The elements can be invoked with individual gestures when approaching the four directions: a flat hand held parallel with the ground to invoke Earth at the North; an upraised hand, fingers spread wide apart, to invoke Air at the East; an upraised fist for the South to invite Fire, and a cupped hand to the West to invoke Water.
Two gestures, together with postures, have long been used to invoke the Goddess and God, and are named after them. The Goddess dess position is assumed by placing the feet about two feet apart on the ground, holding the hands out palms away from you, elbows bent slightly. This position can be used to call the Goddess or to attune with her energies.

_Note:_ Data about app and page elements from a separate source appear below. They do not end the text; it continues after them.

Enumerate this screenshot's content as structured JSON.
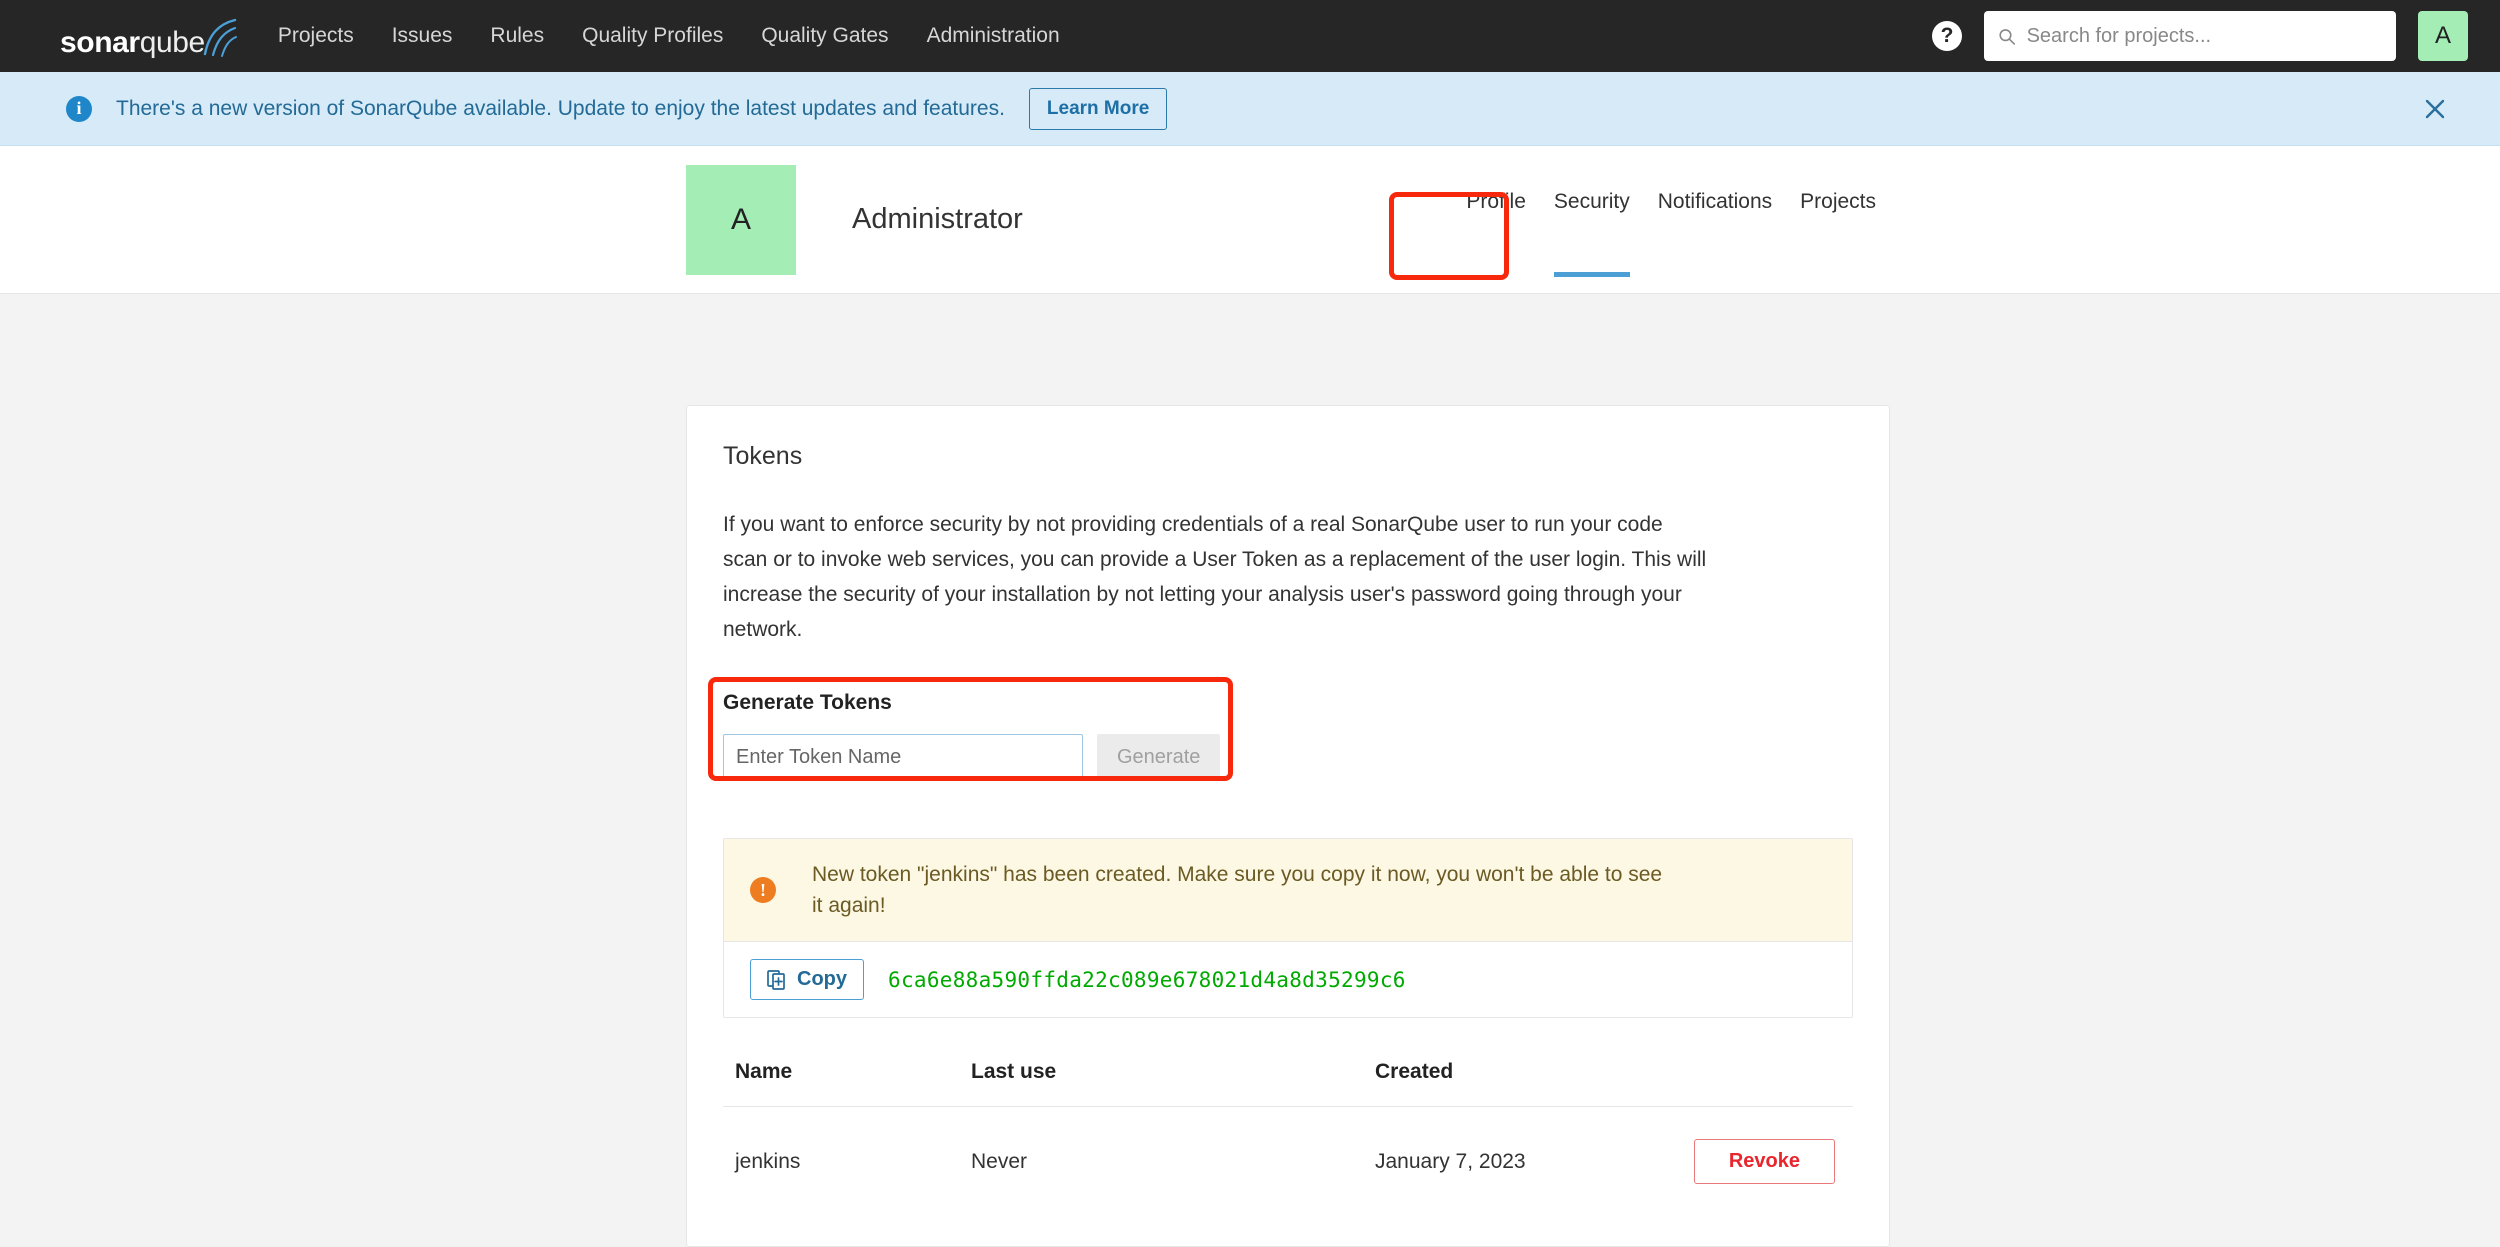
{
  "navbar": {
    "logo": {
      "bold": "sonar",
      "light": "qube",
      "icon": "sonarqube-logo"
    },
    "links": [
      {
        "label": "Projects"
      },
      {
        "label": "Issues"
      },
      {
        "label": "Rules"
      },
      {
        "label": "Quality Profiles"
      },
      {
        "label": "Quality Gates"
      },
      {
        "label": "Administration"
      }
    ],
    "help_icon": "help-icon",
    "help_glyph": "?",
    "search": {
      "placeholder": "Search for projects...",
      "value": "",
      "icon": "search-icon"
    },
    "avatar": {
      "initial": "A",
      "color": "#a4edb5"
    }
  },
  "banner": {
    "icon": "info-icon",
    "icon_glyph": "i",
    "message": "There's a new version of SonarQube available. Update to enjoy the latest updates and features.",
    "button_label": "Learn More",
    "close_icon": "close-icon",
    "background": "#d6ebf7",
    "text_color": "#236a97"
  },
  "profile": {
    "avatar_initial": "A",
    "name": "Administrator",
    "tabs": [
      {
        "label": "Profile",
        "active": false
      },
      {
        "label": "Security",
        "active": true
      },
      {
        "label": "Notifications",
        "active": false
      },
      {
        "label": "Projects",
        "active": false
      }
    ],
    "active_tab_underline_color": "#4b9fd5"
  },
  "annotations": {
    "color": "#f8280c",
    "boxes": [
      {
        "name": "security-tab-highlight"
      },
      {
        "name": "generate-tokens-highlight"
      }
    ]
  },
  "tokens_card": {
    "title": "Tokens",
    "description": "If you want to enforce security by not providing credentials of a real SonarQube user to run your code scan or to invoke web services, you can provide a User Token as a replacement of the user login. This will increase the security of your installation by not letting your analysis user's password going through your network.",
    "generate": {
      "title": "Generate Tokens",
      "input_placeholder": "Enter Token Name",
      "input_value": "",
      "button_label": "Generate",
      "button_disabled": true
    },
    "alert": {
      "icon": "warning-icon",
      "icon_glyph": "!",
      "message": "New token \"jenkins\" has been created. Make sure you copy it now, you won't be able to see it again!",
      "background": "#fcf8e3"
    },
    "token_display": {
      "copy_label": "Copy",
      "copy_icon": "clipboard-icon",
      "token": "6ca6e88a590ffda22c089e678021d4a8d35299c6",
      "token_color": "#00aa00"
    },
    "table": {
      "headers": {
        "name": "Name",
        "last_use": "Last use",
        "created": "Created",
        "action": ""
      },
      "rows": [
        {
          "name": "jenkins",
          "last_use": "Never",
          "created": "January 7, 2023",
          "action_label": "Revoke"
        }
      ]
    }
  }
}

The God position consists of the feet together on the floor, body held rigidly upright, arms crossed on the chest (right over left, usually), hands held in fists. Tools such as the wand and magic knife (athame) are sometimes held in the fists, echoing the practice of pharaohs of ancient Egypt who held a crook and flail in a similar position while trying ing disputes.
In coven work, the High Priestess and High Priest often assume these positions when invoking the Goddess and God. In solo workings they can be used to identify with the aspects of the Goddess and God within us, and also during separate invocatory rites.
Gestures are also used in magic. Each of the fingers relates to a specific planet as well as an ancient deity. Since pointing is a magical act and is a part of many spells, the finger can be chosen by its symbolism.
The thumb relates to Venus and to the planet Earth. Jupiter (both the planet and the god) rules the forefinger. The middle finger is ruled by the god and planet Saturn, the fourth finger the Sun and Apollo, and the little finger by the planet Mercury as well as the god after which it is named.
Many spells involve pointing with the Jupiter and Saturn fingers, usually at an object to be charged or imbued with magical energy. The power is visualized as traveling straight out through the fingers and into the object.
Other ritual gestures used in Wiccan rites include the “cutting” of pentagrams at the four quarters by drawing them in the air with the magic knife, wand or index finger. This is done to alternately banish or invoke elemental powers. It is, of course, performed with visualization.
The hand can be seen as a cauldron, since it can cup and contain water; an athame, since it is used to direct magical energy, and a wand since it can also invoke.
Gestures are magical tools as potent as any other, ones we can always take with us, to be used when needed.
–Scott Cunningham, Wicca: A Guide for the Solitary Practitioner